People might think that the newer programming languages are always going to be more complicated and more advanced, given the typical trajectory of technological progress and the trend towards the fact that more complex systems are also usually proportionately more complex to learn in the first place. However, a lot of the early programming languages are full of bugs and problems. They were made with less technological input than many of the more modern programming languages, for starters.
They were also made by people who weren’t able to build on all of the experience of others, since they were the ones who were really founding the field to begin with, so they were working out the bugs literally and figuratively. People today have their experience to build on, and they have their own experience to build on, so it isn’t surprising that many of the more recent programming languages are just going to be that much more functional.
I always tell all young programmers that they’re lucky that they didn’t have to grind through a lot of the older systems, especially not in a world where computer programmers were impossibly geeky and mysterious. We’re a lot more mainstream today, and being considered geeky is a good thing today anyway.

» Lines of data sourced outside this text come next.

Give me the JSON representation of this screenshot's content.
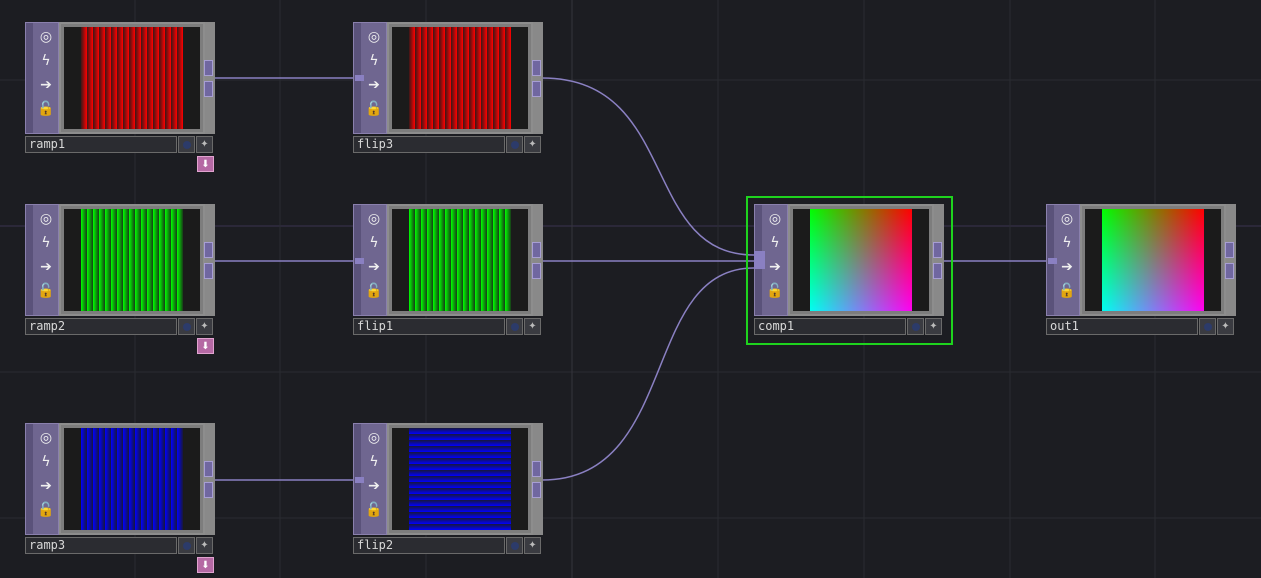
{
  "network": {
    "colors": {
      "background": "#1c1d22",
      "wire": "#8a80c2",
      "selection": "#1ed31e",
      "viewer_flag": "#b569a4"
    },
    "sidebar_icons": [
      "viewer-toggle-icon",
      "bypass-icon",
      "display-icon",
      "lock-icon"
    ],
    "nodes": [
      {
        "name": "ramp1",
        "image": "red-ramp-horizontal",
        "viewer_flag": true
      },
      {
        "name": "flip3",
        "image": "red-ramp-horizontal",
        "viewer_flag": false
      },
      {
        "name": "ramp2",
        "image": "green-ramp-horizontal",
        "viewer_flag": true
      },
      {
        "name": "flip1",
        "image": "green-ramp-horizontal",
        "viewer_flag": false
      },
      {
        "name": "ramp3",
        "image": "blue-ramp-horizontal",
        "viewer_flag": true
      },
      {
        "name": "flip2",
        "image": "blue-ramp-vertical",
        "viewer_flag": false
      },
      {
        "name": "comp1",
        "image": "rgb-composite",
        "viewer_flag": false,
        "selected": true
      },
      {
        "name": "out1",
        "image": "rgb-composite",
        "viewer_flag": false
      }
    ],
    "connections": [
      [
        "ramp1",
        "flip3"
      ],
      [
        "ramp2",
        "flip1"
      ],
      [
        "ramp3",
        "flip2"
      ],
      [
        "flip3",
        "comp1"
      ],
      [
        "flip1",
        "comp1"
      ],
      [
        "flip2",
        "comp1"
      ],
      [
        "comp1",
        "out1"
      ]
    ]
  }
}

However, a lot of young programmers today are going to be telling the programmers of the 2030s or the 2040s about how lucky they have it, when computers are going to be partly programming themselves, or maybe largely programming themselves. A lot of us are still doing everything manually today in a way that might be obsolete in the future. I honestly hope that our approach is going to be antiquated, because I just don’t like the idea of technologically enhanced people in the late twenty-first century still working through endless lines of code looking for errors. I guess I’m one of those older people who wants something better for the new generation rather than wishing that they could suffer as much as I did, and I really hope coding becomes just as easy as expected.